The apparel sector accounts for 65 percent of the entire economy of the country and employs 60% of the total skilled workforce. The total number of Pakistan’s labour force is 58.4 million, making it the 10th largest country in terms of available human workforce. About 20.1% of the labour force is involved in garment industry. The poor conditions under which Pakistan’s blue-collar labour works have often been raised by trade unions and workers’ rights organizations. There is also controversial widespread use of child labour in Pakistan.

Three years have lapsed since the incident, yet the heirs of the victims are yet to receive any compensation. Sindh Chief Minister Syed Qaim Ali Shah had promised to give a plot of land and a government job to one member of each affected family. However, they have got nothing. Prime Minister Nawaz Sharif, whose party was then in power in Punjab, had promised, on behalf of the Punjab government, to give Rs. 300,000 as compensation to every affected family. However, that promise was also not fulfilled. The government had promised to take solid measures for safety of workers in all factories and at workplaces, but that promise too was not kept. The KIK, a German label that ordered the manufacturing of garments from the ill-fated factory has already paid one part of the compensation, adding up to one million dollars. The label has exonerated itself from sharing further responsibility in providing the second phase of compensation for the families of the victims.

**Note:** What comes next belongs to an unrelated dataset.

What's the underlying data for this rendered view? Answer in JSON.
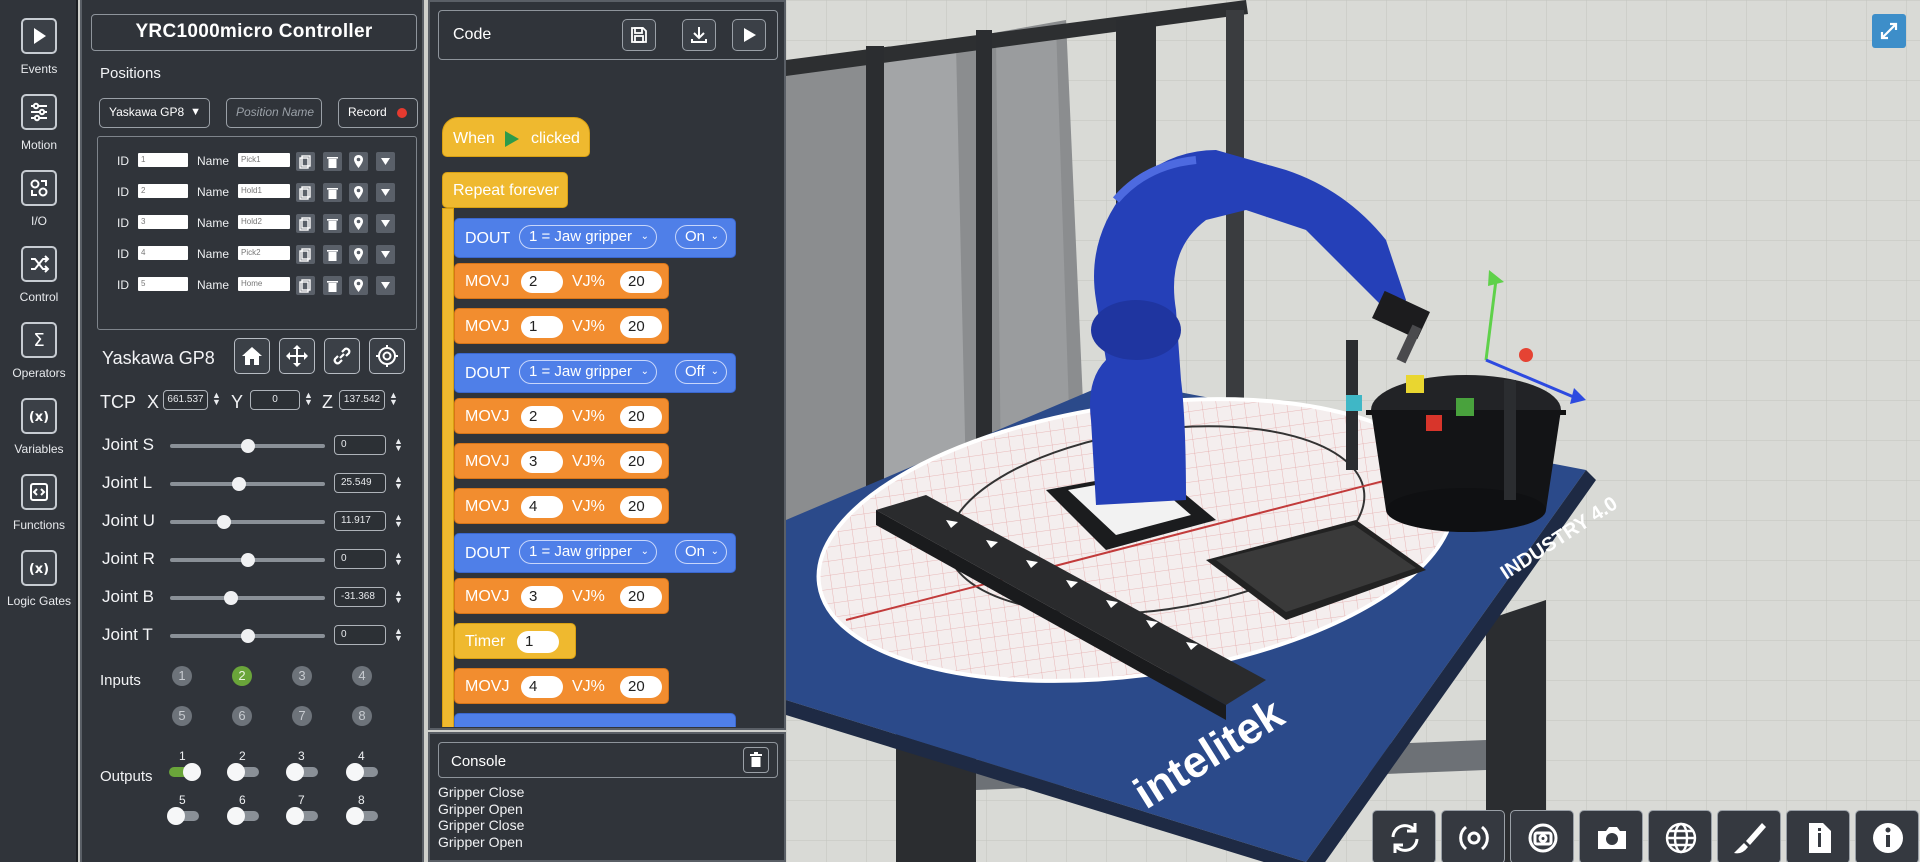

Three years on and three investigation reports later, the case is still directionless. The case took a dramatic turn just as the investigations were nearing completion. A report submitted in the Sindh High Court in February 2015 claimed that the fire was caused by an arsonist belonging to political party Muttaida Qaumi Movement (MQM) to teach the owners of the factory a lesson for refusing to pay extortion money. According to the Joint Investigation Team report, the MQM worker revealed that a “well-known party high official” had demanded Rs. 200 million as extortion money from Ali Enterprises.

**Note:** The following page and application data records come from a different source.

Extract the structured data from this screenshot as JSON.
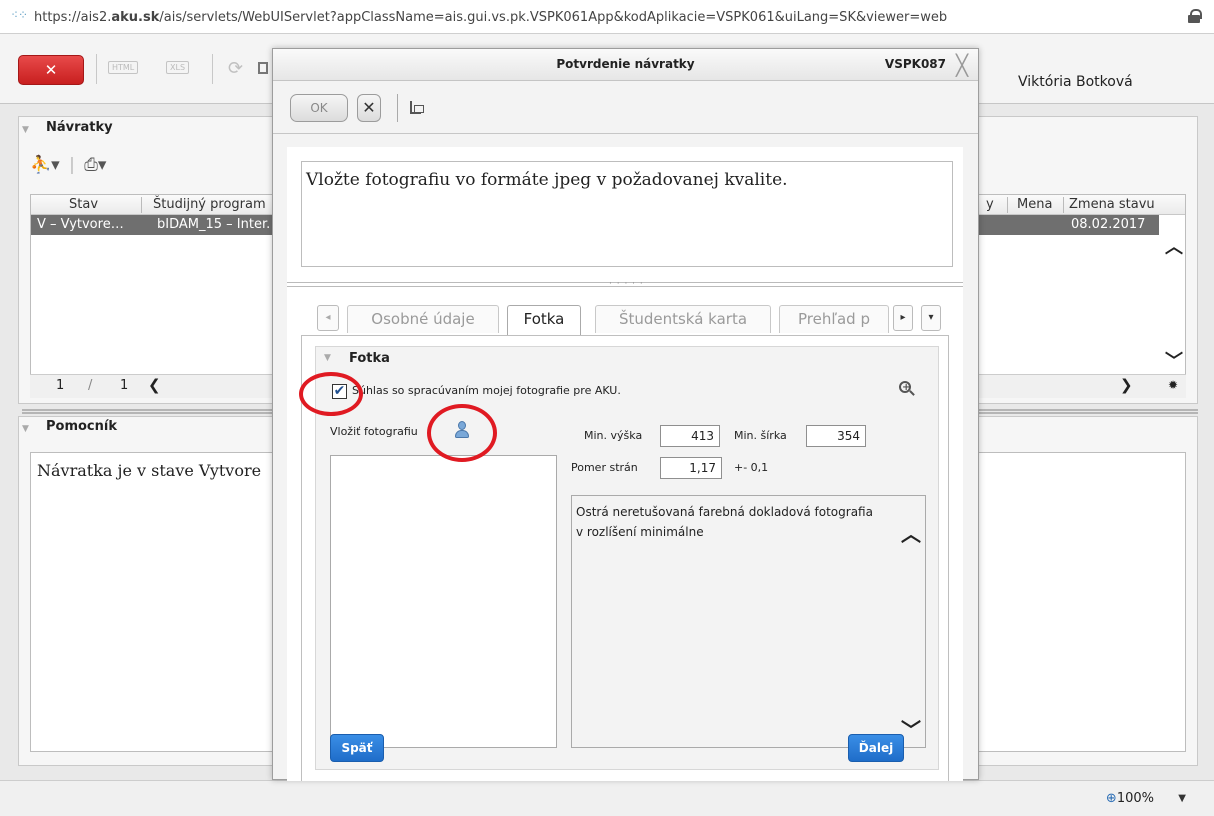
{
  "browser": {
    "url_prefix": "https://ais2.",
    "url_domain": "aku.sk",
    "url_rest": "/ais/servlets/WebUIServlet?appClassName=ais.gui.vs.pk.VSPK061App&kodAplikacie=VSPK061&uiLang=SK&viewer=web"
  },
  "app_toolbar": {
    "close_label": "✕",
    "html_label": "HTML",
    "xls_label": "XLS",
    "user_name": "Viktória Botková"
  },
  "navratky": {
    "title": "Návratky",
    "columns": [
      "Stav",
      "Študijný program",
      "y",
      "Mena",
      "Zmena stavu"
    ],
    "row": {
      "stav": "V – Vytvore…",
      "program": "bIDAM_15 – Inter.",
      "zmena": "08.02.2017"
    },
    "pager": {
      "page": "1",
      "sep": "/",
      "total": "1"
    }
  },
  "pomocnik": {
    "title": "Pomocník",
    "text": "Návratka je v stave Vytvore"
  },
  "modal": {
    "title": "Potvrdenie návratky",
    "code": "VSPK087",
    "ok_label": "OK",
    "cancel_label": "✕",
    "message": "Vložte fotografiu vo formáte jpeg v požadovanej kvalite.",
    "tabs": [
      "Osobné údaje",
      "Fotka",
      "Študentská karta",
      "Prehľad p"
    ],
    "active_tab": "Fotka",
    "fotka": {
      "title": "Fotka",
      "consent_label": "Súhlas so spracúvaním mojej fotografie pre AKU.",
      "consent_checked": true,
      "insert_label": "Vložiť fotografiu",
      "min_height_label": "Min. výška",
      "min_height_value": "413",
      "min_width_label": "Min. šírka",
      "min_width_value": "354",
      "ratio_label": "Pomer strán",
      "ratio_value": "1,17",
      "ratio_tolerance": "+- 0,1",
      "description": "Ostrá neretušovaná farebná dokladová fotografia v rozlíšení minimálne",
      "back_label": "Späť",
      "next_label": "Ďalej"
    }
  },
  "statusbar": {
    "zoom": "100%"
  },
  "colors": {
    "annotation_red": "#e01a22",
    "primary_blue": "#1f6dc9",
    "close_red": "#d22b2b"
  }
}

Interestingly, the person whose confession has been made the basis of the report didn’t commit the crime by himself; instead he heard from other people about the involvement of the MQM in the case. Though the suspect disclosed the information on June 2012, the Rangers didn’t share the report until 6 February 2015. The delay cast a shadow of doubt as to the intentions of the Pakistan Rangers who are fighting for the control of the city with the MQM. The report was used to force the party to the negotiation table on Rangers terms and created political mire in provincial politics. The report also exonerated the owners of criminal culpability, jeopardizing the claims of compensation by the legal heirs of the victim.

Regardless of whether it was an act of sabotage or a short-circuit related fire, the factory owners cannot be absolved of their responsibility to protect their workers. In Pakistan, industrial plants and factories, especially those in the private sector, except a few multinationals, lack any sort of fire extinguishing/fighting arrangements. Electric short-circuits are occasionally blamed for fires; proper measures should be taken to upgrade the electric wiring and connections. After this tragedy, factories should ensure workers’ safety, get fire-fighting equipment, and make adequate emergency exits.

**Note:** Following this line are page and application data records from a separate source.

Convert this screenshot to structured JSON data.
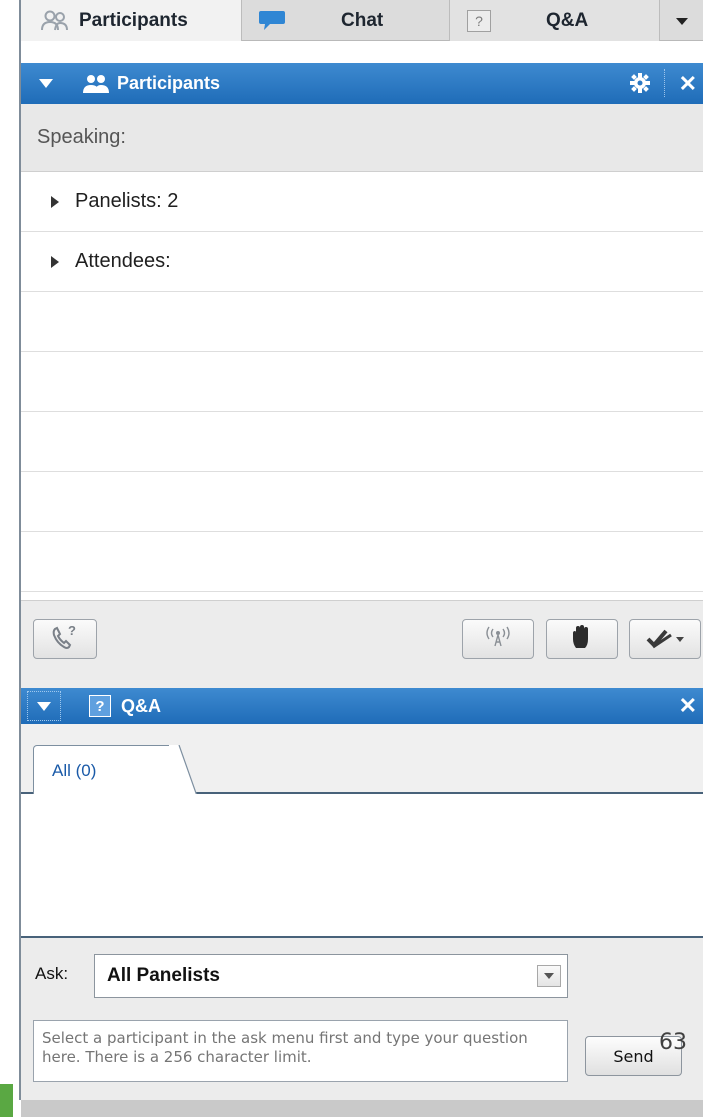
{
  "tabs": {
    "participants_label": "Participants",
    "chat_label": "Chat",
    "qa_label": "Q&A",
    "qa_icon_glyph": "?",
    "more_icon": "dropdown-triangle"
  },
  "participants_panel": {
    "title": "Participants",
    "settings_icon": "gear-icon",
    "close_glyph": "✕",
    "speaking_label": "Speaking:",
    "groups": [
      {
        "label": "Panelists: 2"
      },
      {
        "label": "Attendees:"
      }
    ],
    "toolbar": {
      "call_in_icon": "phone-question-icon",
      "broadcast_icon": "broadcast-icon",
      "raise_hand_icon": "hand-icon",
      "annotate_icon": "pen-check-icon"
    }
  },
  "qa_panel": {
    "title": "Q&A",
    "title_icon_glyph": "?",
    "close_glyph": "✕",
    "tabs": [
      {
        "label": "All (0)"
      }
    ],
    "ask_label": "Ask:",
    "ask_selected": "All Panelists",
    "question_placeholder": "Select a participant in the ask menu first and type your question here. There is a 256 character limit.",
    "send_label": "Send"
  },
  "page_number": "63",
  "colors": {
    "header_blue": "#2a78c4",
    "accent_green": "#5aa843",
    "link_blue": "#1a5aa8"
  }
}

The Asian Human Rights Commission (AHRC) expects that the court will not overlook the inherent faults of this case. The owners should be held liable for not equipping the factory with proper fire extinguishing devises and not making fire drills compulsory for all workers. The criminal charges against the owners have been dropped, which has further eroded the sustainability for the claim of compensation. The owners were negligent and had wilfully kept the fire exits locked from outside which is a criminal act in and of itself.